The British officers regained control of their men and reformed them for the march to Concord, but in the surrounding countryside the hornet’s nest of Minute Men were swarming.
When they arrived in Concord they found most of the arms had been evacuated. While they fruitlessly searched the buildings and nearby farms, the militia formed on the hills over looking the North Bridge over the Concord River. They formed into a column and marched against the regulars on the opposite bank. To the militia’s surprise the British fired a live volley and two Minute Men fell dead. The militia stopped and fired a volley of their own, and this time it was the British who broke. For most of the redcoats it was their first terrifying taste of combat, and facing an overwhelming force in a confusing situation, they did the unthinkable; the vaunted Lobsterback turned tail and ran.
Both sides then settled into a tense standoff, watching each other from defensive positions while the remainder of the British forces finished their empty search of Concord Town. A local lunatic wandered between the lines selling hard cider to both sides, who sat in stunned disbelief that lethal shots had actually been fired, that blood had finally and truly been spilled.
After lunch the British formed into columns for the march back to Boston. About a mile east of Concord at a crossroads and bridge named Merriam’s Corner, the colonists descended on the British column. To the increasingly worried regulars it was “as if men fell from the sky.” From there, and at places named Bloody Angle, Mason’s Farm, and Fiske’s Hill, the militiamen ambushed the retreating regulars, sniping at them from behind walls and trees with an accurate and deadly fire. At Lexington, the bloodied and bandaged men of Parker’s militia gained revenge when they initiated an ambush which wounded Col. Smith himself.
The planned British withdrawal was now a rout, with British officers having to draw their swords to force their men into lines to engage the yankee militia which swarmed around them like angry wasps. They were close to surrender until they were met with a relief force of 1,000 men with artillery under Lord Percy. Under Percy the reformed column resumed the march in good order, but even more militia had taken the field and the harassing raids and ambushes continued with increasing ferocity and lethality all the way back to Boston.
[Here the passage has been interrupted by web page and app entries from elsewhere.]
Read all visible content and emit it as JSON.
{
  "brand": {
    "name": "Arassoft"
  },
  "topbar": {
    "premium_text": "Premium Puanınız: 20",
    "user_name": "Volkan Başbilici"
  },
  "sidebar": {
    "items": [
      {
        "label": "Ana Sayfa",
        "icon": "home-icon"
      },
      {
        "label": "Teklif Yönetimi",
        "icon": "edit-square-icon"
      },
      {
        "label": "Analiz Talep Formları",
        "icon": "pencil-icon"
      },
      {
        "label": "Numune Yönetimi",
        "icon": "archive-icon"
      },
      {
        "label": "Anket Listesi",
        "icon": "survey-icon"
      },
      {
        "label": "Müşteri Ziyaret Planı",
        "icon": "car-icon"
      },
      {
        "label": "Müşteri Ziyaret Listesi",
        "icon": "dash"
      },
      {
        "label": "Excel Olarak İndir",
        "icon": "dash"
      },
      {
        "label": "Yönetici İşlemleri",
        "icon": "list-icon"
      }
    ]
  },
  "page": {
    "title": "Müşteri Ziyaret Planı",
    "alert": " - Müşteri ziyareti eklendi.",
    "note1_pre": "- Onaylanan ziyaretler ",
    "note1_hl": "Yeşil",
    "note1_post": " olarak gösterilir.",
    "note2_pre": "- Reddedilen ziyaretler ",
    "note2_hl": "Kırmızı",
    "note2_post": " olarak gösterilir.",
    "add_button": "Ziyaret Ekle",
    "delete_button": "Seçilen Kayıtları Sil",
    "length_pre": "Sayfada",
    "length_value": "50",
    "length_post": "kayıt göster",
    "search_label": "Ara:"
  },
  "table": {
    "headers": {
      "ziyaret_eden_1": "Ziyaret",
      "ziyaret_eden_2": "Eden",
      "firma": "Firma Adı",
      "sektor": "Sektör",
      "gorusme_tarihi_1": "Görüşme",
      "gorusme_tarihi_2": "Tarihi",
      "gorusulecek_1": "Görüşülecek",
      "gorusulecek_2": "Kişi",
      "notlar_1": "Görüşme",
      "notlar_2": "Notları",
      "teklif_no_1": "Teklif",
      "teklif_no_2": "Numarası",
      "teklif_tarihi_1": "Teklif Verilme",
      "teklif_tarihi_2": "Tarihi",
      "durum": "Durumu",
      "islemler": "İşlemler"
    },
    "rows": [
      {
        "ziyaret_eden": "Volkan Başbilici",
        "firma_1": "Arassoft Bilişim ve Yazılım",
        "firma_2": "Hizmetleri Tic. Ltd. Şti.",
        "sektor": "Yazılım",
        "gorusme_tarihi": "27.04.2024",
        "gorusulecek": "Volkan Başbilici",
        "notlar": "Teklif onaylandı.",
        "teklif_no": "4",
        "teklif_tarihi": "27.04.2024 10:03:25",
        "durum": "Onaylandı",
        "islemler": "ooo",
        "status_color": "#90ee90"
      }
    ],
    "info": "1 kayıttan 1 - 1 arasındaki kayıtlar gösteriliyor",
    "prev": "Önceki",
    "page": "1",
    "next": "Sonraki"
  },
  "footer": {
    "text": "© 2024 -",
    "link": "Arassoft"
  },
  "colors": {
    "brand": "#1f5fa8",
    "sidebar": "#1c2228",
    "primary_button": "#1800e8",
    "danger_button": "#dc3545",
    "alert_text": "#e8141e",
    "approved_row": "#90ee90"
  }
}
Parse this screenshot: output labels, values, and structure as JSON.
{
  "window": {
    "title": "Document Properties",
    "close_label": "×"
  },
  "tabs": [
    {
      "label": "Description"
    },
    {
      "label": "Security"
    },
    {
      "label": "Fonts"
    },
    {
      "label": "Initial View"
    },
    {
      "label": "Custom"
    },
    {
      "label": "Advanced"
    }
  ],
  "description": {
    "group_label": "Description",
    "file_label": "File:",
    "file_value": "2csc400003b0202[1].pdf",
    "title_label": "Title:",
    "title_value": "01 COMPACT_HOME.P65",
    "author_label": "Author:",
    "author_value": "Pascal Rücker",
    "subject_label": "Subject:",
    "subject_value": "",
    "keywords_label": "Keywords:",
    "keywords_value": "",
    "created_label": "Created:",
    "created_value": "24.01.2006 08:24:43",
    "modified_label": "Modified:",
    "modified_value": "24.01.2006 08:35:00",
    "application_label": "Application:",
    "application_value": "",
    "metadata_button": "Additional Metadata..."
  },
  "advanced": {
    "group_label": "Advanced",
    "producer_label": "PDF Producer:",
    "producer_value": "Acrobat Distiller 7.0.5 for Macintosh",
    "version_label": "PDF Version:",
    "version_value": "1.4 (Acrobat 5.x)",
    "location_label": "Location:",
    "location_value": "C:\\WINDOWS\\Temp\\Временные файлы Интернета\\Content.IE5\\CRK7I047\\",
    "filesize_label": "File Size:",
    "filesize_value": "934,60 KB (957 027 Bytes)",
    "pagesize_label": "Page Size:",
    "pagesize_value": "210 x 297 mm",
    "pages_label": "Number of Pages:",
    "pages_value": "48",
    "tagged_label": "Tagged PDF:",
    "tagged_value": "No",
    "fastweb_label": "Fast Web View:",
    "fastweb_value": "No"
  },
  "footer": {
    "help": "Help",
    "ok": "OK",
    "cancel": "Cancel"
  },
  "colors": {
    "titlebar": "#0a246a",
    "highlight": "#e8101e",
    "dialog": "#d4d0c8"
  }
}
With the increasing desperation of their plight the famed British discipline broke down yet again and soldiers began plundering and looting houses and taverns along the route of march, killing anyone they suspected of being involved in the fighting, including two drunks in Menotomy whose only crime was being too drunk to hide in the cellar.
By dark the ragged column of British marched back into Boston under the protective guns of the Royal Navy. They had marched more than 40 miles in 21 hours, had not slept, been under fire for eight hours, and had lost 75 men killed, 174 wounded and 53 missing. When they woke the next morning Boston was surrounded by a militia force of over 15,000. The nascent beginnings of the Continental Army had marched from all over New England when the rumor of spilled blood was born true.
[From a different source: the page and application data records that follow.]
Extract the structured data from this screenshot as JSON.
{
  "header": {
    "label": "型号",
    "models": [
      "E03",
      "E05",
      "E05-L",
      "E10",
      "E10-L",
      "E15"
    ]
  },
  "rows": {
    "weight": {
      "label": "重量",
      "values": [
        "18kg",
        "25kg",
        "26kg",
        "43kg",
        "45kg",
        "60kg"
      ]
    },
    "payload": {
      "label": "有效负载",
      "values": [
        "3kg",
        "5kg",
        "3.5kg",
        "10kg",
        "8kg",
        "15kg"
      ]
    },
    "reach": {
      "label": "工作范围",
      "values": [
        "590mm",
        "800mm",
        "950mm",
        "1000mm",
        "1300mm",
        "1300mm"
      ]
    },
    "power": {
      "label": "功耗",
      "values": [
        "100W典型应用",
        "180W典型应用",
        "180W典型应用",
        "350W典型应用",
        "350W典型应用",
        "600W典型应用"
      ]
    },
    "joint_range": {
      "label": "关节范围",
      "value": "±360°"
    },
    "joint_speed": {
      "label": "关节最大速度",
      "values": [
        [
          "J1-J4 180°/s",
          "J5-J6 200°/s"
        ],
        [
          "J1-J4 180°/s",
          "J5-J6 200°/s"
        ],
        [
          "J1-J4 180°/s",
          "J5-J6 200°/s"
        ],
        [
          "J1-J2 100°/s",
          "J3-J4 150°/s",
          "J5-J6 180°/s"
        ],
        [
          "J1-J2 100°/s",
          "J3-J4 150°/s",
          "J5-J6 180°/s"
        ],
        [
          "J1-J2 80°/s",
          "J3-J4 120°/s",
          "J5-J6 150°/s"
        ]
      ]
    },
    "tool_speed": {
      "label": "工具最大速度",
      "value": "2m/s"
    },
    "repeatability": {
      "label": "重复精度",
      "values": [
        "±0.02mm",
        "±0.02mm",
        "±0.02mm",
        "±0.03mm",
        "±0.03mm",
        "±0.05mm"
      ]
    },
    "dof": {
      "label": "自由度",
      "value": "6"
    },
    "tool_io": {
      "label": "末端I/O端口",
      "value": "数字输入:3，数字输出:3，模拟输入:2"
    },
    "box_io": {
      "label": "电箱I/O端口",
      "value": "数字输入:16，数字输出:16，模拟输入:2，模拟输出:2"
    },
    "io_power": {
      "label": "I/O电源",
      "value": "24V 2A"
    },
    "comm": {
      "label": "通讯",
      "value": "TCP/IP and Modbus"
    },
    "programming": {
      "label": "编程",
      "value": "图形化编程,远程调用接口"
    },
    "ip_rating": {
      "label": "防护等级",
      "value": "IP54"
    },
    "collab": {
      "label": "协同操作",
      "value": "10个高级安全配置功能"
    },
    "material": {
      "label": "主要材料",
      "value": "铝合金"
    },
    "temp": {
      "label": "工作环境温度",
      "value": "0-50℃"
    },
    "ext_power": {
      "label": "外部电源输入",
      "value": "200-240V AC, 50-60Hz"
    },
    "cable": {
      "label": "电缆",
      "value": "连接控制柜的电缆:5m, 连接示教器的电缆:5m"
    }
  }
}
Although a state of actual war now existed between the colonies and Great Britain, it would be more than a year of debates before the course of complete separation and independence was finally decided upon on July 4th, 1776, widely recognized as the birth of our nation. But it was on that bright spring morning at Lexington Green that the first step on the path to our ordained destiny as the Great Experiment, towards American Exceptionalism, to freedom and liberty, was finally and irrevocably taken.